• _Dataset records_:
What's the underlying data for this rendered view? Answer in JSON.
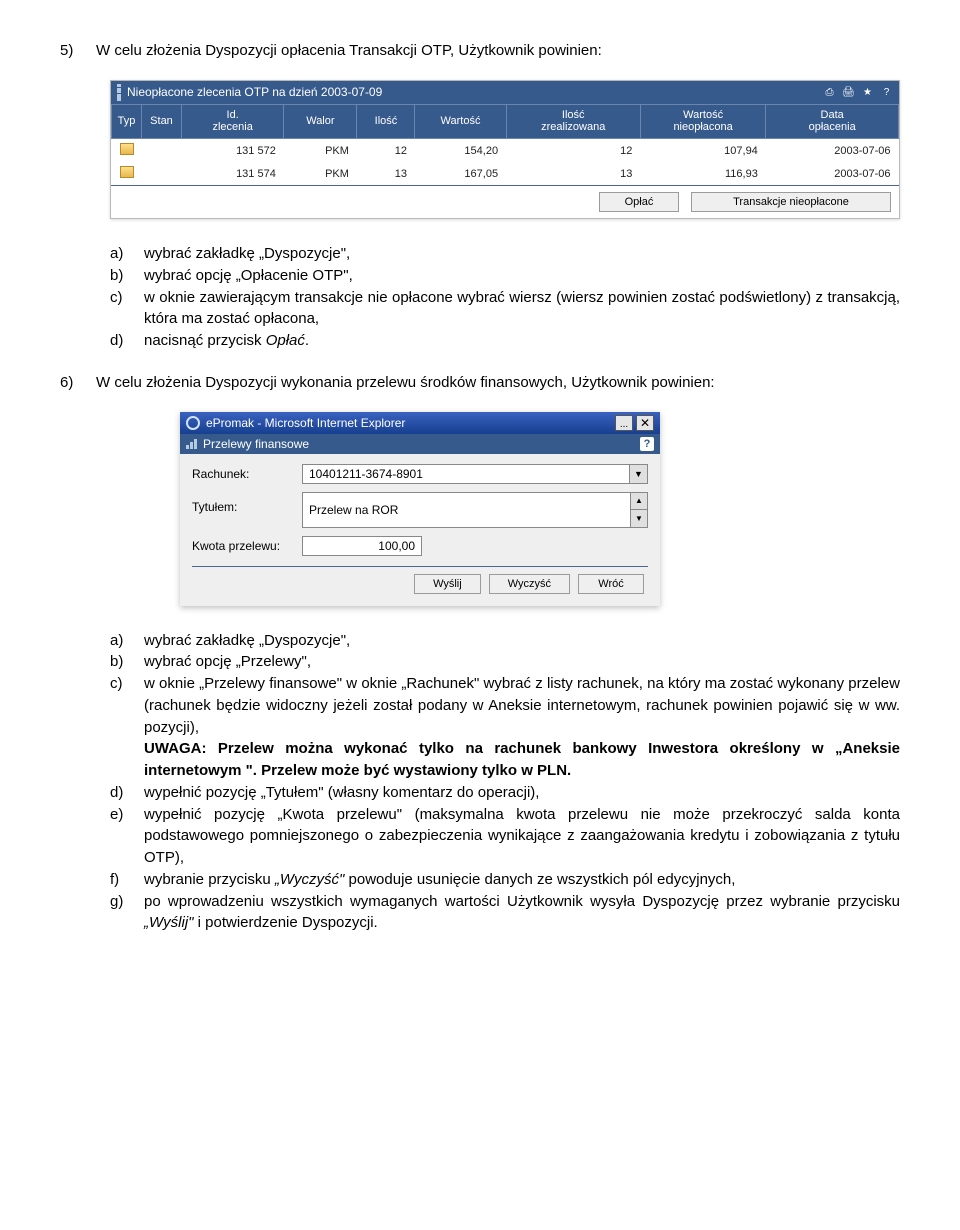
{
  "section5": {
    "num": "5)",
    "text": "W celu złożenia Dyspozycji opłacenia Transakcji OTP, Użytkownik powinien:"
  },
  "shot1": {
    "title": "Nieopłacone zlecenia OTP na dzień 2003-07-09",
    "icons": {
      "print": "⎙",
      "printer": "🖨",
      "star": "★",
      "help": "?"
    },
    "headers": {
      "typ": "Typ",
      "stan": "Stan",
      "id": "Id.\nzlecenia",
      "walor": "Walor",
      "ilosc": "Ilość",
      "wartosc": "Wartość",
      "iloscz": "Ilość\nzrealizowana",
      "wartn": "Wartość\nnieopłacona",
      "data": "Data\nopłacenia"
    },
    "rows": [
      {
        "id": "131 572",
        "walor": "PKM",
        "ilosc": "12",
        "wartosc": "154,20",
        "iloscz": "12",
        "wartn": "107,94",
        "data": "2003-07-06"
      },
      {
        "id": "131 574",
        "walor": "PKM",
        "ilosc": "13",
        "wartosc": "167,05",
        "iloscz": "13",
        "wartn": "116,93",
        "data": "2003-07-06"
      }
    ],
    "btn_oplac": "Opłać",
    "btn_trans": "Transakcje nieopłacone"
  },
  "list5": {
    "a": {
      "lbl": "a)",
      "txt": "wybrać zakładkę „Dyspozycje\","
    },
    "b": {
      "lbl": "b)",
      "txt": "wybrać opcję „Opłacenie OTP\","
    },
    "c": {
      "lbl": "c)",
      "txt": "w oknie zawierającym transakcje nie opłacone wybrać wiersz (wiersz powinien zostać podświetlony) z transakcją, która ma zostać opłacona,"
    },
    "d": {
      "lbl": "d)",
      "pre": "nacisnąć przycisk ",
      "it": "Opłać",
      "post": "."
    }
  },
  "section6": {
    "num": "6)",
    "text": "W celu złożenia Dyspozycji wykonania przelewu środków finansowych, Użytkownik powinien:"
  },
  "shot2": {
    "ie_title": "ePromak - Microsoft Internet Explorer",
    "sub_title": "Przelewy finansowe",
    "help": "?",
    "lbl_rach": "Rachunek:",
    "val_rach": "10401211-3674-8901",
    "lbl_tyt": "Tytułem:",
    "val_tyt": "Przelew na ROR",
    "lbl_kwota": "Kwota przelewu:",
    "val_kwota": "100,00",
    "btn_wyslij": "Wyślij",
    "btn_wyczysc": "Wyczyść",
    "btn_wroc": "Wróć"
  },
  "list6": {
    "a": {
      "lbl": "a)",
      "txt": "wybrać zakładkę „Dyspozycje\","
    },
    "b": {
      "lbl": "b)",
      "txt": "wybrać opcję „Przelewy\","
    },
    "c": {
      "lbl": "c)",
      "txt": "w oknie „Przelewy finansowe\" w oknie „Rachunek\" wybrać z listy rachunek, na który ma zostać wykonany przelew (rachunek będzie widoczny jeżeli został podany w Aneksie internetowym, rachunek powinien pojawić się w ww. pozycji),",
      "bold": "UWAGA: Przelew można wykonać tylko na rachunek bankowy Inwestora określony w „Aneksie internetowym \". Przelew może być wystawiony tylko w PLN."
    },
    "d": {
      "lbl": "d)",
      "txt": "wypełnić pozycję „Tytułem\" (własny komentarz do operacji),"
    },
    "e": {
      "lbl": "e)",
      "txt": "wypełnić pozycję „Kwota przelewu\" (maksymalna kwota przelewu nie może przekroczyć salda konta podstawowego pomniejszonego o zabezpieczenia wynikające z zaangażowania kredytu i zobowiązania z tytułu OTP),"
    },
    "f": {
      "lbl": "f)",
      "pre": "wybranie przycisku ",
      "it": "„Wyczyść\"",
      "post": " powoduje usunięcie danych ze wszystkich pól edycyjnych,"
    },
    "g": {
      "lbl": "g)",
      "pre": "po wprowadzeniu wszystkich wymaganych wartości Użytkownik wysyła Dyspozycję przez wybranie przycisku ",
      "it": "„Wyślij\"",
      "post": " i potwierdzenie Dyspozycji."
    }
  }
}
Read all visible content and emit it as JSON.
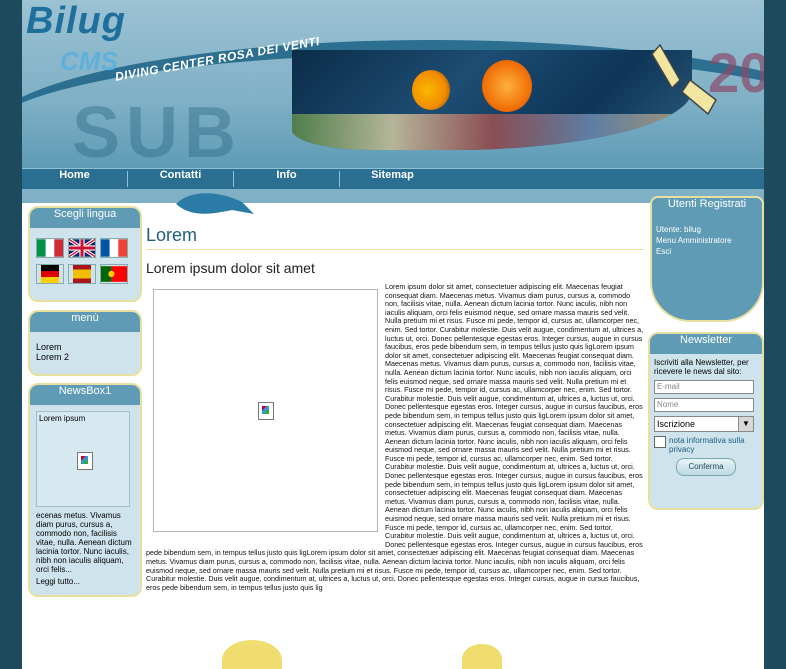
{
  "header": {
    "logo_title": "Bilug",
    "logo_sub": "CMS",
    "tagline": "DIVING CENTER ROSA DEI VENTI",
    "watermark_left": "SUB",
    "watermark_right": "20"
  },
  "nav": {
    "items": [
      "Home",
      "Contatti",
      "Info",
      "Sitemap"
    ]
  },
  "left": {
    "language_box": {
      "title": "Scegli lingua",
      "flags": [
        "italy-flag-icon",
        "uk-flag-icon",
        "france-flag-icon",
        "germany-flag-icon",
        "spain-flag-icon",
        "portugal-flag-icon"
      ]
    },
    "menu_box": {
      "title": "menù",
      "links": [
        "Lorem",
        "Lorem 2"
      ]
    },
    "news_box": {
      "title": "NewsBox1",
      "image_caption": "Lorem ipsum",
      "text": "ecenas metus. Vivamus diam purus, cursus a, commodo non, facilisis vitae, nulla. Aenean dictum lacinia tortor. Nunc iaculis, nibh non iaculis aliquam, orci felis...",
      "more": "Leggi tutto..."
    }
  },
  "main": {
    "title": "Lorem",
    "subtitle": "Lorem ipsum dolor sit amet",
    "body": "Lorem ipsum dolor sit amet, consectetuer adipiscing elit. Maecenas feugiat consequat diam. Maecenas metus. Vivamus diam purus, cursus a, commodo non, facilisis vitae, nulla. Aenean dictum lacinia tortor. Nunc iaculis, nibh non iaculis aliquam, orci felis euismod neque, sed ornare massa mauris sed velit. Nulla pretium mi et risus. Fusce mi pede, tempor id, cursus ac, ullamcorper nec, enim. Sed tortor. Curabitur molestie. Duis velit augue, condimentum at, ultrices a, luctus ut, orci. Donec pellentesque egestas eros. Integer cursus, augue in cursus faucibus, eros pede bibendum sem, in tempus tellus justo quis ligLorem ipsum dolor sit amet, consectetuer adipiscing elit. Maecenas feugiat consequat diam. Maecenas metus. Vivamus diam purus, cursus a, commodo non, facilisis vitae, nulla. Aenean dictum lacinia tortor. Nunc iaculis, nibh non iaculis aliquam, orci felis euismod neque, sed ornare massa mauris sed velit. Nulla pretium mi et risus. Fusce mi pede, tempor id, cursus ac, ullamcorper nec, enim. Sed tortor. Curabitur molestie. Duis velit augue, condimentum at, ultrices a, luctus ut, orci. Donec pellentesque egestas eros. Integer cursus, augue in cursus faucibus, eros pede bibendum sem, in tempus tellus justo quis ligLorem ipsum dolor sit amet, consectetuer adipiscing elit. Maecenas feugiat consequat diam. Maecenas metus. Vivamus diam purus, cursus a, commodo non, facilisis vitae, nulla. Aenean dictum lacinia tortor. Nunc iaculis, nibh non iaculis aliquam, orci felis euismod neque, sed ornare massa mauris sed velit. Nulla pretium mi et risus. Fusce mi pede, tempor id, cursus ac, ullamcorper nec, enim. Sed tortor. Curabitur molestie. Duis velit augue, condimentum at, ultrices a, luctus ut, orci. Donec pellentesque egestas eros. Integer cursus, augue in cursus faucibus, eros pede bibendum sem, in tempus tellus justo quis ligLorem ipsum dolor sit amet, consectetuer adipiscing elit. Maecenas feugiat consequat diam. Maecenas metus. Vivamus diam purus, cursus a, commodo non, facilisis vitae, nulla. Aenean dictum lacinia tortor. Nunc iaculis, nibh non iaculis aliquam, orci felis euismod neque, sed ornare massa mauris sed velit. Nulla pretium mi et risus. Fusce mi pede, tempor id, cursus ac, ullamcorper nec, enim. Sed tortor. Curabitur molestie. Duis velit augue, condimentum at, ultrices a, luctus ut, orci. Donec pellentesque egestas eros. Integer cursus, augue in cursus faucibus, eros pede bibendum sem, in tempus tellus justo quis ligLorem ipsum dolor sit amet, consectetuer adipiscing elit. Maecenas feugiat consequat diam. Maecenas metus. Vivamus diam purus, cursus a, commodo non, facilisis vitae, nulla. Aenean dictum lacinia tortor. Nunc iaculis, nibh non iaculis aliquam, orci felis euismod neque, sed ornare massa mauris sed velit. Nulla pretium mi et risus. Fusce mi pede, tempor id, cursus ac, ullamcorper nec, enim. Sed tortor. Curabitur molestie. Duis velit augue, condimentum at, ultrices a, luctus ut, orci. Donec pellentesque egestas eros. Integer cursus, augue in cursus faucibus, eros pede bibendum sem, in tempus tellus justo quis lig"
  },
  "right": {
    "users_box": {
      "title": "Utenti Registrati",
      "user_line": "Utente: bilug",
      "admin_link": "Menu Amministratore",
      "logout_link": "Esci"
    },
    "newsletter_box": {
      "title": "Newsletter",
      "description": "Iscriviti alla Newsletter, per ricevere le news dal sito:",
      "email_placeholder": "E-mail",
      "name_placeholder": "Nome",
      "select_value": "Iscrizione",
      "privacy_label": "nota informativa sulla privacy",
      "confirm_label": "Conferma"
    }
  },
  "colors": {
    "page_bg": "#1d4a5c",
    "nav_bg": "#2a6f92",
    "box_head": "#5f9bb5",
    "box_body": "#cfe3ec",
    "box_border": "#e8e0a0",
    "title_blue": "#1d5f80"
  }
}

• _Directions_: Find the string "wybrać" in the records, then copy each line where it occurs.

• _Task answer_:
      "txt": "wybrać zakładkę „Dyspozycje\","
      "txt": "wybrać opcję „Opłacenie OTP\","
      "txt": "w oknie zawierającym transakcje nie opłacone wybrać wiersz (wiersz powinien zostać podświetlony) z transakcją, która ma zostać opłacona,"
      "txt": "wybrać zakładkę „Dyspozycje\","
      "txt": "wybrać opcję „Przelewy\","
      "txt": "w oknie „Przelewy finansowe\" w oknie „Rachunek\" wybrać z listy rachunek, na który ma zostać wykonany przelew (rachunek będzie widoczny jeżeli został podany w Aneksie internetowym, rachunek powinien pojawić się w ww. pozycji),",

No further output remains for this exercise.